50 Years Since Watts and the Black Rebellions of the 1960s:
Black Rebellion Then and Now
Wednesday, August 26 @ 7:00PM
Verso Books Loft
20 Jay St, Suite 1010 in Brooklyn
A/C to High St or F to York St.
RSVP on Facebook here.
In the summer of 1965, the Watts neighborhood of South Los Angeles erupted in protest. This uprising, like so many others, began in response to police violence but was fueled by the systematic inequality and injustice faced by generations of Black America. In fighting back against racism, these rebellions exposed much more. As Martin Luther King described in 1968:
In these trying circumstances, the Black revolution is much more than a struggle for the rights of Negroes. It is forcing America to face all its interrelated flaws–racism, poverty, militarism, and materialism. It is exposing the evils that are rooted deeply in the whole structure of our society. It reveals systemic rather than superficial flaws and suggests that radical reconstruction of society itself is the real issue to be faced.
After years and years of organizing, the Civil Rights Movement dismantled the legal segregation of the South, but daily life in the U.S. was still marked by pervasive and institutional racism and poverty. The explosion in Watts was spontaneous, but also developed over years. It ushered in a new phase of the Black freedom struggle that transformed radical organizations, put pressure on the government to grant reforms and had an enormous impact on broader consciousness.
50 years later, the Black Lives Matter movement has again reasserted the Black struggle and the fight against racism into the heart of U.S. politics. A new generation of activists draws inspiration from the struggles in Ferguson, Baltimore and beyond.

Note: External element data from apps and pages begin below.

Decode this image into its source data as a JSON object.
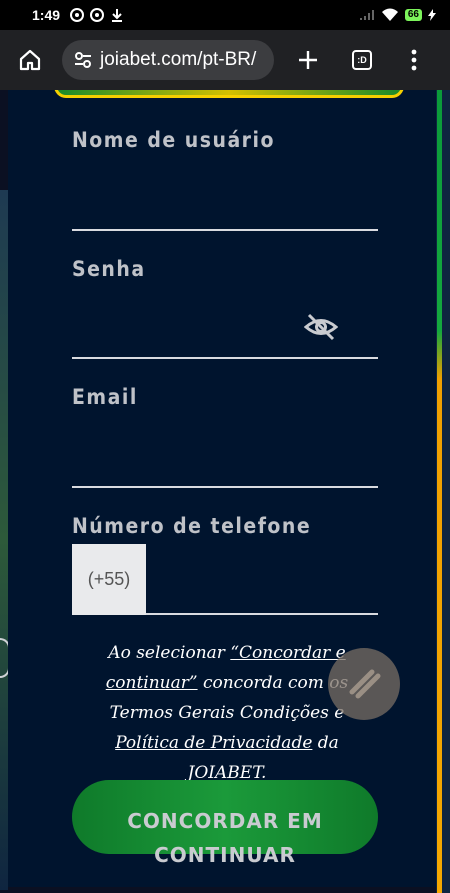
{
  "status_bar": {
    "time": "1:49",
    "battery": "66"
  },
  "browser": {
    "url": "joiabet.com/pt-BR/",
    "tabs_label": ":D"
  },
  "form": {
    "username_label": "Nome de usuário",
    "password_label": "Senha",
    "email_label": "Email",
    "phone_label": "Número de telefone",
    "phone_prefix": "(+55)"
  },
  "terms": {
    "prefix": "Ao selecionar ",
    "link_agree": "“Concordar e continuar”",
    "middle": " concorda com os Termos Gerais Condições e ",
    "link_privacy": "Política de Privacidade",
    "suffix": " da JOIABET."
  },
  "cta": {
    "label": "CONCORDAR EM\nCONTINUAR"
  },
  "colors": {
    "modal_bg": "#00142e",
    "cta_green": "#1b9a3a",
    "accent_yellow": "#f5d000"
  }
}
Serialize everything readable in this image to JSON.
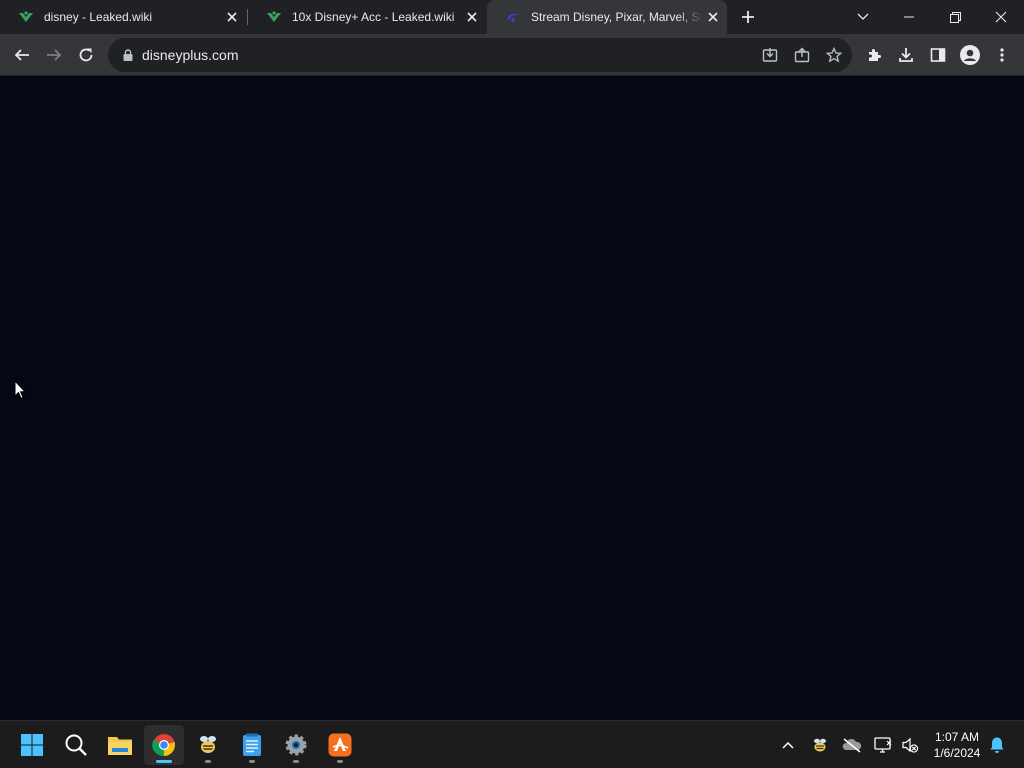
{
  "browser": {
    "tabs": [
      {
        "title": "disney - Leaked.wiki",
        "favicon": "leaked-wiki-icon",
        "active": false
      },
      {
        "title": "10x Disney+ Acc - Leaked.wiki",
        "favicon": "leaked-wiki-icon",
        "active": false
      },
      {
        "title": "Stream Disney, Pixar, Marvel, Star Wars, Nat Geo",
        "favicon": "disney-plus-icon",
        "active": true
      }
    ],
    "address": "disneyplus.com"
  },
  "taskbar": {
    "time": "1:07 AM",
    "date": "1/6/2024"
  },
  "colors": {
    "page_background": "#040714",
    "tab_strip": "#202124",
    "toolbar": "#35363a",
    "taskbar": "#1c1c1c",
    "accent": "#4cc2ff"
  }
}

Learning the history of the last high point of Black struggle and how it was ultimately pushed back is invaluable to those dedicated to building a movement today.

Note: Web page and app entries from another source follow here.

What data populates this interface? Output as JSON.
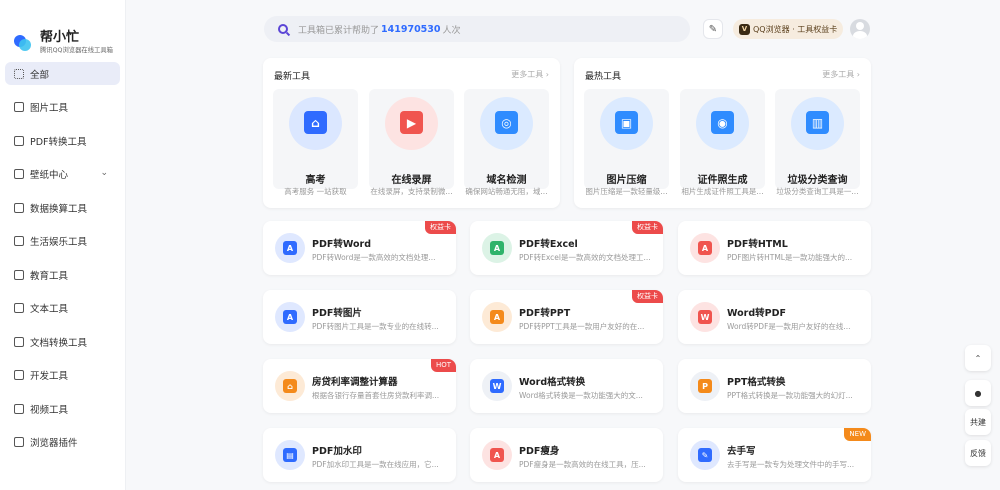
{
  "brand": {
    "name": "帮小忙",
    "subtitle": "腾讯QQ浏览器在线工具箱"
  },
  "sidebar": {
    "items": [
      {
        "label": "全部",
        "icon": "grid-icon",
        "active": true
      },
      {
        "label": "图片工具",
        "icon": "image-icon"
      },
      {
        "label": "PDF转换工具",
        "icon": "pdf-icon"
      },
      {
        "label": "壁纸中心",
        "icon": "wallpaper-icon",
        "expandable": true
      },
      {
        "label": "数据换算工具",
        "icon": "calc-icon"
      },
      {
        "label": "生活娱乐工具",
        "icon": "life-icon"
      },
      {
        "label": "教育工具",
        "icon": "edu-icon"
      },
      {
        "label": "文本工具",
        "icon": "text-icon"
      },
      {
        "label": "文档转换工具",
        "icon": "doc-icon"
      },
      {
        "label": "开发工具",
        "icon": "dev-icon"
      },
      {
        "label": "视频工具",
        "icon": "video-icon"
      },
      {
        "label": "浏览器插件",
        "icon": "plugin-icon"
      }
    ]
  },
  "search": {
    "prefix": "工具箱已累计帮助了",
    "count": "141970530",
    "suffix": "人次"
  },
  "header": {
    "vip_label": "QQ浏览器 · 工具权益卡",
    "vip_badge": "V"
  },
  "latest": {
    "title": "最新工具",
    "more": "更多工具 ›",
    "tiles": [
      {
        "name": "高考",
        "desc": "高考服务 一站获取",
        "color": "#2f6bff",
        "bg": "#dbe7ff",
        "glyph": "⌂"
      },
      {
        "name": "在线录屏",
        "desc": "在线录屏，支持录制微...",
        "color": "#f0554f",
        "bg": "#fde3e2",
        "glyph": "▶"
      },
      {
        "name": "域名检测",
        "desc": "确保网站畅通无阻，域...",
        "color": "#2f8cff",
        "bg": "#dbeaff",
        "glyph": "◎"
      }
    ]
  },
  "hot": {
    "title": "最热工具",
    "more": "更多工具 ›",
    "tiles": [
      {
        "name": "图片压缩",
        "desc": "图片压缩是一款轻量级...",
        "color": "#2f8cff",
        "bg": "#dbeaff",
        "glyph": "▣"
      },
      {
        "name": "证件照生成",
        "desc": "相片生成证件照工具是...",
        "color": "#2f8cff",
        "bg": "#dbeaff",
        "glyph": "◉"
      },
      {
        "name": "垃圾分类查询",
        "desc": "垃圾分类查询工具是一...",
        "color": "#2f8cff",
        "bg": "#dbeaff",
        "glyph": "▥"
      }
    ]
  },
  "tools": [
    {
      "title": "PDF转Word",
      "desc": "PDF转Word是一款高效的文档处理...",
      "color": "#2f6bff",
      "bg": "#dfe8ff",
      "glyph": "A",
      "badge": "权益卡",
      "badge_type": "red"
    },
    {
      "title": "PDF转Excel",
      "desc": "PDF转Excel是一款高效的文档处理工...",
      "color": "#2fb36b",
      "bg": "#dcf3e6",
      "glyph": "A",
      "badge": "权益卡",
      "badge_type": "red"
    },
    {
      "title": "PDF转HTML",
      "desc": "PDF图片转HTML是一款功能强大的...",
      "color": "#f0554f",
      "bg": "#fde3e2",
      "glyph": "A",
      "badge": "",
      "badge_type": ""
    },
    {
      "title": "PDF转图片",
      "desc": "PDF转图片工具是一款专业的在线转...",
      "color": "#2f6bff",
      "bg": "#dfe8ff",
      "glyph": "A",
      "badge": "",
      "badge_type": ""
    },
    {
      "title": "PDF转PPT",
      "desc": "PDF转PPT工具是一款用户友好的在...",
      "color": "#f48a1b",
      "bg": "#fdead6",
      "glyph": "A",
      "badge": "权益卡",
      "badge_type": "red"
    },
    {
      "title": "Word转PDF",
      "desc": "Word转PDF是一款用户友好的在线...",
      "color": "#f0554f",
      "bg": "#fde3e2",
      "glyph": "W",
      "badge": "",
      "badge_type": ""
    },
    {
      "title": "房贷利率调整计算器",
      "desc": "根据各银行存量首套住房贷款利率调...",
      "color": "#f48a1b",
      "bg": "#fdead6",
      "glyph": "⌂",
      "badge": "HOT",
      "badge_type": "red"
    },
    {
      "title": "Word格式转换",
      "desc": "Word格式转换是一款功能强大的文...",
      "color": "#2f6bff",
      "bg": "#eef1f6",
      "glyph": "W",
      "badge": "",
      "badge_type": ""
    },
    {
      "title": "PPT格式转换",
      "desc": "PPT格式转换是一款功能强大的幻灯...",
      "color": "#f48a1b",
      "bg": "#eef1f6",
      "glyph": "P",
      "badge": "",
      "badge_type": ""
    },
    {
      "title": "PDF加水印",
      "desc": "PDF加水印工具是一款在线应用，它...",
      "color": "#2f6bff",
      "bg": "#dfe8ff",
      "glyph": "▤",
      "badge": "",
      "badge_type": ""
    },
    {
      "title": "PDF瘦身",
      "desc": "PDF瘦身是一款高效的在线工具，压...",
      "color": "#f0554f",
      "bg": "#fde3e2",
      "glyph": "A",
      "badge": "",
      "badge_type": ""
    },
    {
      "title": "去手写",
      "desc": "去手写是一款专为处理文件中的手写...",
      "color": "#2f6bff",
      "bg": "#dfe8ff",
      "glyph": "✎",
      "badge": "NEW",
      "badge_type": "orange"
    }
  ],
  "floats": [
    {
      "name": "back-to-top-button",
      "label": "⌃"
    },
    {
      "name": "qq-button",
      "label": "●"
    },
    {
      "name": "co-build-button",
      "label": "共建"
    },
    {
      "name": "feedback-button",
      "label": "反馈"
    }
  ]
}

Associate Professor at Rutgers University and author of “Living for the City: Migration, Education, and the Rise of the Black Panther Party in Oakland, California”

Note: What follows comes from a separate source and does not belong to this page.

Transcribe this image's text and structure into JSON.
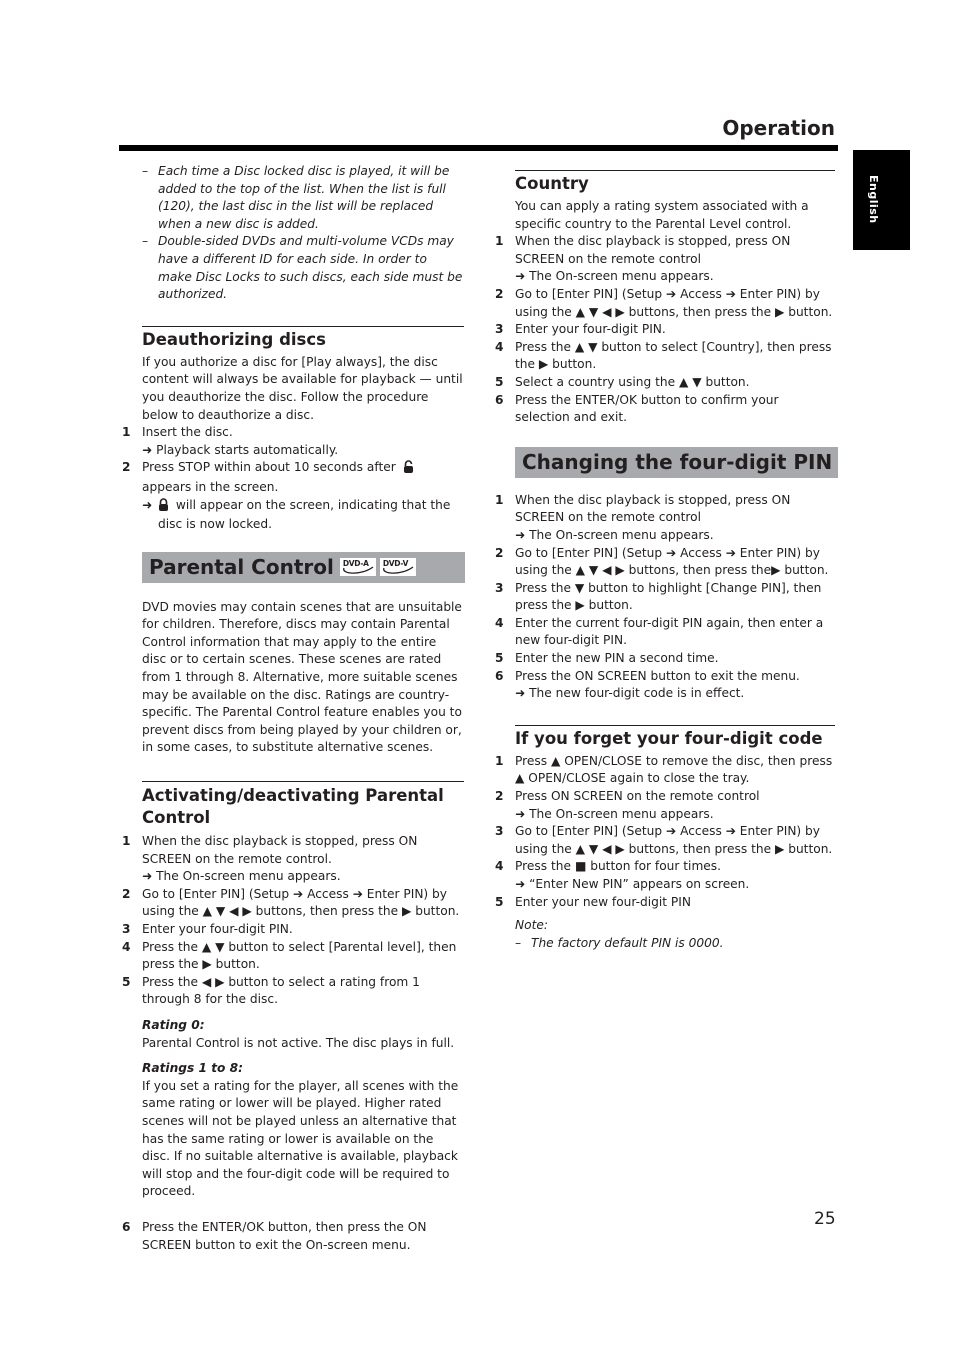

A long-time Boston activist who travelled to Iraq in 2004 and the Gaza Strip in 2009 with international solidarity delegations
International Socialist Organization (NYC)